Through cervical dilation, the lower portion of the uterus known as the cervix opens. Healthcare staff can track the progress of a woman’s labor by monitoring her cervix opening (dilating).
The cervix is opened during labor to allow the passage of the baby’s head into their vagina. Most term babies are around 10 cm (cm) dilate.
Your cervix should be dilation with frequent, painful contractions. This indicates that you are in active labor.
Stage 1 in labor
The latent and active phases are the two main parts of the first stage.
Latent phase of labor
The latent stage of labor represents the first stage. This stage can also be called the “waiting game” phase of labor. It can take some time for first-time mothers to get through the latent stage of labor.
At this stage, contractions don’t seem to be strong or consistent. As it prepares to host the main event, the cervix is “warming up,” softening and shortening.
The uterus could be compared to a balloon. The cervix is the neck and opening of the balloon. The neck of the balloon will expand as the balloon is filled up. This is similar to the cervix.
The cervix simply refers to the bottom opening of your uterus that opens wider to accommodate the baby.
Stage of active labor
When the cervix is approximately 5-6 cm wide, a woman is in active labor. Contractions become stronger and more frequent.
The rate at which your cervical dilation is increasing per hour is more indicative of the active stage of labor. Your doctor will expect you to notice your cervix opening more frequently during this stage.
How long does stage one of labor take?
There is no hard and fast scientific rule that will tell you how long active and latent phases in women. A woman can dilate anywhere from 0.5 cm to 0.7 cm per minute during the active stage of labor.
Your first baby will have an impact on how fast your cervix dilates. Mothers who have had a baby before tend be more efficient during labor.

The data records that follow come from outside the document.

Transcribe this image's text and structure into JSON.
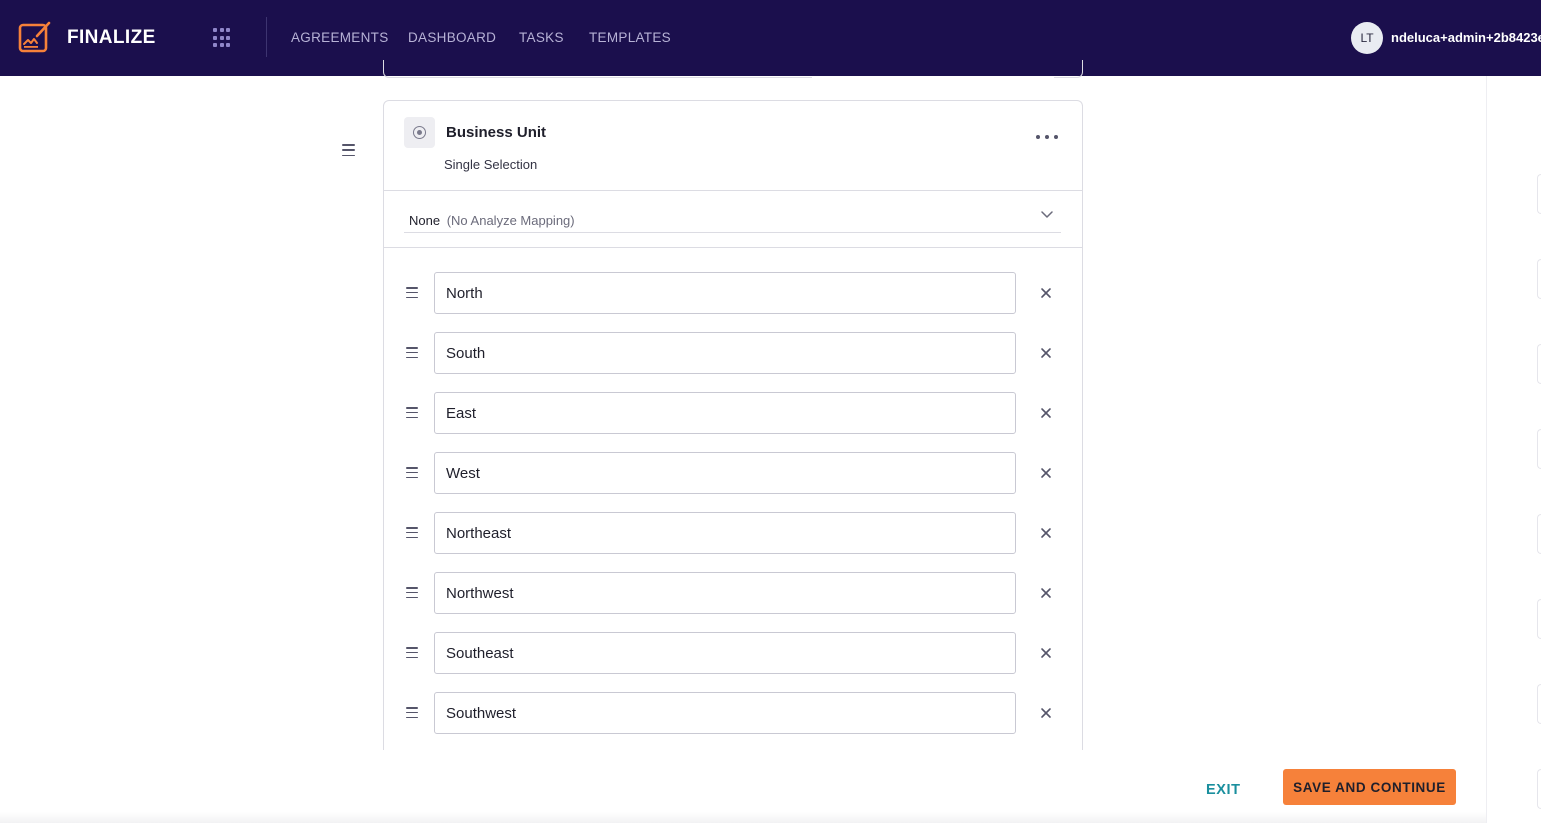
{
  "app": {
    "brand": "FINALIZE",
    "nav": [
      {
        "label": "AGREEMENTS"
      },
      {
        "label": "DASHBOARD"
      },
      {
        "label": "TASKS"
      },
      {
        "label": "TEMPLATES"
      }
    ],
    "user": {
      "initials": "LT",
      "email": "ndeluca+admin+2b8423e"
    }
  },
  "field": {
    "title": "Business Unit",
    "type_label": "Single Selection",
    "mapping": {
      "value": "None",
      "hint": "(No Analyze Mapping)"
    },
    "options": [
      {
        "value": "North"
      },
      {
        "value": "South"
      },
      {
        "value": "East"
      },
      {
        "value": "West"
      },
      {
        "value": "Northeast"
      },
      {
        "value": "Northwest"
      },
      {
        "value": "Southeast"
      },
      {
        "value": "Southwest"
      }
    ]
  },
  "footer": {
    "exit_label": "EXIT",
    "save_label": "SAVE AND CONTINUE"
  },
  "colors": {
    "nav_background": "#1b0f4d",
    "brand_accent": "#f6813a",
    "exit_link": "#1a8f9e"
  },
  "icons": [
    "finalize-logo",
    "apps-grid-icon",
    "radio-icon",
    "more-icon",
    "chevron-down-icon",
    "drag-handle-icon",
    "close-icon"
  ]
}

Some women simply move more quickly than others. Some women might “stall” at one stage and then dilate quickly.
It’s safe to assume that your cervical dilation will be steady every hour once labor starts. Women don’t begin to dilate more frequently until they are closer to 6 cm.
When a woman’s cervix has dilated to 10 cm, and is fully effaced (thinned), the first stage of labor ends.
Stage 2 in labor
When a woman’s cervical size is 10 cm, the second stage of labor starts. A woman may not be fully dilate immediately after giving birth, even though she is fully dilate.
Although a woman may have reached full cervical dilation, the baby may need to take some time for the birth canal to fully open. Pushing is possible once the baby has reached prime position. After the baby is born, the second stage ends.
How long does stage 2 take?
This stage is where the baby’s time can vary. The process can take anywhere from minutes to several hours. Some women deliver only with a few pushes. Others may push for up to an hour.
Only contractions can cause pushing, so the mother should rest between them. The ideal frequency for pushing is between 2 and 3 minutes, with a duration of 60 to 90 seconds.
For women who have had epidurals, pushing is more difficult for the first time and second-time mothers. Epidurals can decrease a woman’s desire to push or interfere with her ability. The following factors determine how long a woman can push:
- The policy of the hospital
- The doctor’s discretion
- The mom’s health
- The health of the baby
Mothers should be encouraged to move around, squat with support and rest between contractions. If the baby is not progressing or the mother feels exhausted, forceps, vacuum or Cesarean delivery may be considered.
Every woman and every baby are different. There is no “cut-off” time for pushing that is universally accepted.
The birth of the baby is the end of the second stage.
Stage 3 labor
Perhaps the most overlooked phase of labor is the third. Although the “main event” of birth is the birth of the baby (the birth), the body of a woman still has much work to do. She’s delivering her placenta.
The placenta is actually an entirely separate organ in a woman’s body. The placenta ceases to have a function after the baby is born. Her body must then expel it.
Placentas are delivered in the same manner as babies, via contractions. They might not feel as strong or as powerful as the contractions required to expel the baby. The doctor will direct the mother to push, and usually the birth of the placenta can be completed in one push.
How long does stage three of labor take?
The third stage of labor may last between 5 and 30 minutes. This can be accelerated by placing the baby on the breast to breastfeed.
After the baby is born, and the placenta is delivered, the uterus contracts. The body then recovers. This is commonly referred to as the fourth stage of labor.
After labor has ended, the body of a woman will need to rest for a while to get back to normal. It takes on average 6 weeks for the uterus and cervix sizes to recover to their pregnancies.